- Opening Delimiter -

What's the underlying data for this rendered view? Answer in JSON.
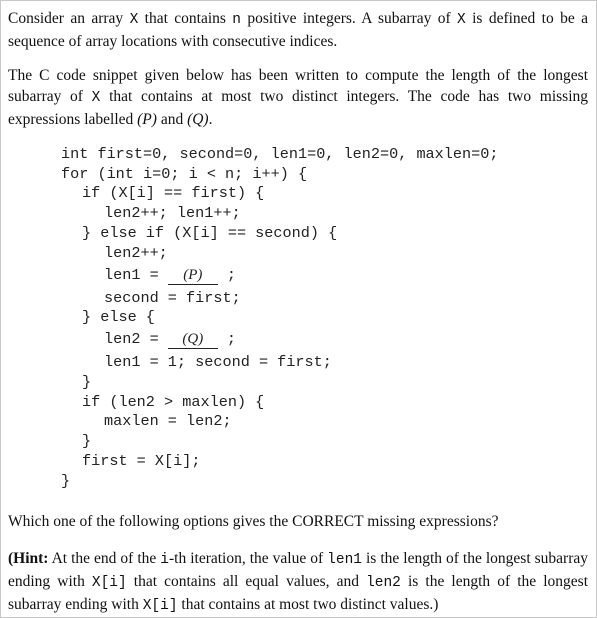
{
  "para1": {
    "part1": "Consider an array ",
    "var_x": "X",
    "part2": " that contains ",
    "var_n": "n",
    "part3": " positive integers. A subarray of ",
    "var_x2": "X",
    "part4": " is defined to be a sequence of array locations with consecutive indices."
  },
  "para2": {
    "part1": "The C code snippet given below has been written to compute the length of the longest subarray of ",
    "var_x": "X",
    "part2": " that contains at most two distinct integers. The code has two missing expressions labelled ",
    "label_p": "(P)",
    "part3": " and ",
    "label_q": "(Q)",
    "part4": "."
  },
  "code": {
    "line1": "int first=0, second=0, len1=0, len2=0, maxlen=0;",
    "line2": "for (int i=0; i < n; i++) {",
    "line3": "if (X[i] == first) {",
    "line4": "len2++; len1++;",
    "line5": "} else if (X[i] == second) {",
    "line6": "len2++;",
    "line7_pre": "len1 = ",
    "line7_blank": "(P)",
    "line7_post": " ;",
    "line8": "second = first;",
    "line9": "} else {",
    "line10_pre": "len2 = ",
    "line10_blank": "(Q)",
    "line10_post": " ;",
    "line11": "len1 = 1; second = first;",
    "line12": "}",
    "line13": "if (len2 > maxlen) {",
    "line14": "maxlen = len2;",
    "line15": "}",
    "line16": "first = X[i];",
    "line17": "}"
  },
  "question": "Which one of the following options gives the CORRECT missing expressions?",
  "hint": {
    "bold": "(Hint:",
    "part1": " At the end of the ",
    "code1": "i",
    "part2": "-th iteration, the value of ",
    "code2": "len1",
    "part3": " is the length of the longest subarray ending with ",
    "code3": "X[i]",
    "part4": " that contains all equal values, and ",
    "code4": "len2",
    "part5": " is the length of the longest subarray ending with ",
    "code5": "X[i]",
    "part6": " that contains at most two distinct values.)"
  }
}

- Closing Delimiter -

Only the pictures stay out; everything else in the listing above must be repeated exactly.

◆ RESPONSE BOX ◆
What's the underlying data for this rendered view? Answer in JSON.
{
  "para1": {
    "part1": "Consider an array ",
    "var_x": "X",
    "part2": " that contains ",
    "var_n": "n",
    "part3": " positive integers. A subarray of ",
    "var_x2": "X",
    "part4": " is defined to be a sequence of array locations with consecutive indices."
  },
  "para2": {
    "part1": "The C code snippet given below has been written to compute the length of the longest subarray of ",
    "var_x": "X",
    "part2": " that contains at most two distinct integers. The code has two missing expressions labelled ",
    "label_p": "(P)",
    "part3": " and ",
    "label_q": "(Q)",
    "part4": "."
  },
  "code": {
    "line1": "int first=0, second=0, len1=0, len2=0, maxlen=0;",
    "line2": "for (int i=0; i < n; i++) {",
    "line3": "if (X[i] == first) {",
    "line4": "len2++; len1++;",
    "line5": "} else if (X[i] == second) {",
    "line6": "len2++;",
    "line7_pre": "len1 = ",
    "line7_blank": "(P)",
    "line7_post": " ;",
    "line8": "second = first;",
    "line9": "} else {",
    "line10_pre": "len2 = ",
    "line10_blank": "(Q)",
    "line10_post": " ;",
    "line11": "len1 = 1; second = first;",
    "line12": "}",
    "line13": "if (len2 > maxlen) {",
    "line14": "maxlen = len2;",
    "line15": "}",
    "line16": "first = X[i];",
    "line17": "}"
  },
  "question": "Which one of the following options gives the CORRECT missing expressions?",
  "hint": {
    "bold": "(Hint:",
    "part1": " At the end of the ",
    "code1": "i",
    "part2": "-th iteration, the value of ",
    "code2": "len1",
    "part3": " is the length of the longest subarray ending with ",
    "code3": "X[i]",
    "part4": " that contains all equal values, and ",
    "code4": "len2",
    "part5": " is the length of the longest subarray ending with ",
    "code5": "X[i]",
    "part6": " that contains at most two distinct values.)"
  }
}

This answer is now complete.